Softer Virtual Skin

New physics-based software renders virtual human skin more realistically than previous computer models.

Computer-generated human faces usually look plastic and unconvincing on the silver screen; one of the biggest problems is getting simulated light to bounce off the skin just right. Now computer scientists Henrik Wann Jensen of the University of California, San Diego, and Pat Hanrahan of Stanford University have written software that renders virtual skin in a more realistic way. A graphic artist defines the shape and color of the face, the lighting conditions, and the translucency of the skin; the software then uses physics to calculate how light is absorbed and scattered beneath the surface of the simulated skin. That gives the skin a softer, more diffuse, and more natural look than previous computer models did. What’s more, the technique requires no more time to render each frame of animation than existing methods, thanks to mathematical shortcuts. Studios and effects companies including Pixar, ILM, and Disney are starting to use the technique, says Jensen.

Keep Reading

Most Popular

This startup wants to copy you into an embryo for organ harvesting

With plans to create realistic synthetic embryos, grown in jars, Renewal Bio is on a journey to the horizon of science and ethics.

VR is as good as psychedelics at helping people reach transcendence

On key metrics, a VR experience elicited a response indistinguishable from subjects who took medium doses of LSD or magic mushrooms.

This nanoparticle could be the key to a universal covid vaccine

Ending the covid pandemic might well require a vaccine that protects against any new strains. Researchers may have found a strategy that will work.

Stay connected

Illustration by Rose Wong

Get the latest updates from
MIT Technology Review

Discover special offers, top stories, upcoming events, and more.

Thank you for submitting your email!

Explore more newsletters

It looks like something went wrong.

We’re having trouble saving your preferences.

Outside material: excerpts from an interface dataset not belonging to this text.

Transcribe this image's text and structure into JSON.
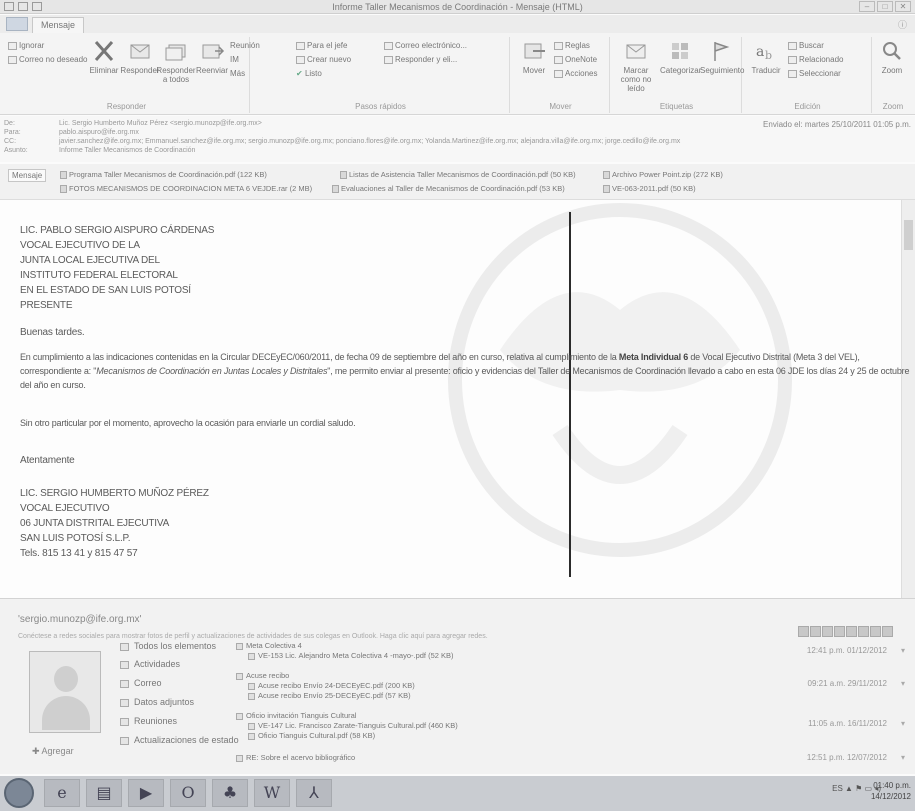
{
  "window": {
    "title": "Informe Taller Mecanismos de Coordinación - Mensaje (HTML)"
  },
  "ribbon": {
    "tab_label": "Mensaje",
    "help": "ⓘ",
    "groups": {
      "responder": {
        "ignore": "Ignorar",
        "junk": "Correo no deseado",
        "delete": "Eliminar",
        "reply": "Responder",
        "reply_all": "Responder a todos",
        "forward": "Reenviar",
        "meeting": "Reunión",
        "im": "IM",
        "more": "Más",
        "label": "Responder"
      },
      "pasos": {
        "manager": "Para el jefe",
        "team": "Correo electrónico...",
        "done": "Listo",
        "create": "Crear nuevo",
        "reply_delete": "Responder y eli...",
        "label": "Pasos rápidos"
      },
      "mover": {
        "move": "Mover",
        "rules": "Reglas",
        "onenote": "OneNote",
        "actions": "Acciones",
        "label": "Mover"
      },
      "etiquetas": {
        "unread": "Marcar como no leído",
        "categorize": "Categorizar",
        "followup": "Seguimiento",
        "label": "Etiquetas"
      },
      "edicion": {
        "translate": "Traducir",
        "find": "Buscar",
        "related": "Relacionado",
        "select": "Seleccionar",
        "label": "Edición"
      },
      "zoom": {
        "zoom": "Zoom",
        "label": "Zoom"
      }
    }
  },
  "header": {
    "from_label": "De:",
    "from": "Lic. Sergio Humberto Muñoz Pérez <sergio.munozp@ife.org.mx>",
    "to_label": "Para:",
    "to": "pablo.aispuro@ife.org.mx",
    "cc_label": "CC:",
    "cc": "javier.sanchez@ife.org.mx;   Emmanuel.sanchez@ife.org.mx;   sergio.munozp@ife.org.mx;   ponciano.flores@ife.org.mx;   Yolanda.Martinez@ife.org.mx;   alejandra.villa@ife.org.mx;   jorge.cedillo@ife.org.mx",
    "subject_label": "Asunto:",
    "subject": "Informe Taller Mecanismos de Coordinación",
    "sent": "Enviado el:  martes 25/10/2011 01:05 p.m."
  },
  "attachments": {
    "message_button": "Mensaje",
    "items": [
      "Programa Taller Mecanismos de Coordinación.pdf (122 KB)",
      "Listas de Asistencia Taller Mecanismos de Coordinación.pdf (50 KB)",
      "Archivo Power Point.zip (272 KB)",
      "FOTOS MECANISMOS DE COORDINACION META 6 VEJDE.rar (2 MB)",
      "Evaluaciones al Taller de Mecanismos de Coordinación.pdf (53 KB)",
      "VE-063-2011.pdf (50 KB)"
    ]
  },
  "body": {
    "recipient": [
      "LIC. PABLO SERGIO AISPURO CÁRDENAS",
      "VOCAL EJECUTIVO DE LA",
      "JUNTA LOCAL EJECUTIVA DEL",
      "INSTITUTO FEDERAL ELECTORAL",
      "EN EL ESTADO DE SAN LUIS POTOSÍ",
      "PRESENTE"
    ],
    "greeting": "Buenas tardes.",
    "para1_a": "En cumplimiento a las indicaciones contenidas en la Circular DECEyEC/060/2011, de fecha 09 de septiembre del año en curso, relativa al cumplimiento de la ",
    "para1_b": "Meta Individual 6",
    "para1_c": " de Vocal Ejecutivo Distrital (Meta 3 del VEL), correspondiente a: \"",
    "para1_d": "Mecanismos de Coordinación en Juntas Locales y Distritales",
    "para1_e": "\", me permito enviar al presente: oficio y evidencias del Taller de Mecanismos de Coordinación llevado a cabo en esta 06 JDE los días 24 y 25 de octubre del año en curso.",
    "para2": "Sin otro particular por el momento, aprovecho la ocasión para enviarle un cordial saludo.",
    "closing": "Atentamente",
    "signature": [
      "LIC. SERGIO HUMBERTO MUÑOZ PÉREZ",
      "VOCAL EJECUTIVO",
      "06 JUNTA DISTRITAL EJECUTIVA",
      "SAN LUIS POTOSÍ S.L.P.",
      "Tels. 815 13 41 y 815 47 57"
    ]
  },
  "people_pane": {
    "contact": "'sergio.munozp@ife.org.mx'",
    "hint": "Conéctese a redes sociales para mostrar fotos de perfil y actualizaciones de actividades de sus colegas en Outlook. Haga clic aquí para agregar redes.",
    "add": "Agregar",
    "nav": [
      "Todos los elementos",
      "Actividades",
      "Correo",
      "Datos adjuntos",
      "Reuniones",
      "Actualizaciones de estado"
    ],
    "items": [
      {
        "title": "Meta Colectiva 4",
        "sub": "VE-153 Lic. Alejandro Meta Colectiva 4 -mayo-.pdf (52 KB)",
        "date": "12:41 p.m. 01/12/2012"
      },
      {
        "title": "Acuse recibo",
        "sub": "Acuse recibo Envío 24-DECEyEC.pdf (200 KB)",
        "sub2": "Acuse recibo Envío 25-DECEyEC.pdf (57 KB)",
        "date": "09:21 a.m. 29/11/2012"
      },
      {
        "title": "Oficio invitación Tianguis Cultural",
        "sub": "VE-147 Lic. Francisco Zarate-Tianguis Cultural.pdf (460 KB)",
        "sub2": "Oficio Tianguis Cultural.pdf (58 KB)",
        "date": "11:05 a.m. 16/11/2012"
      },
      {
        "title": "RE: Sobre el acervo bibliográfico",
        "date": "12:51 p.m. 12/07/2012"
      }
    ]
  },
  "taskbar": {
    "tray": "ES  ▲ ⚑ ▭ ◂)",
    "time": "01:40 p.m.",
    "date": "14/12/2012"
  }
}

Try refreshing this page and updating them one more time. If you continue to get this message, reach out to us at customer-service@technologyreview.com with a list of newsletters you’d like to receive.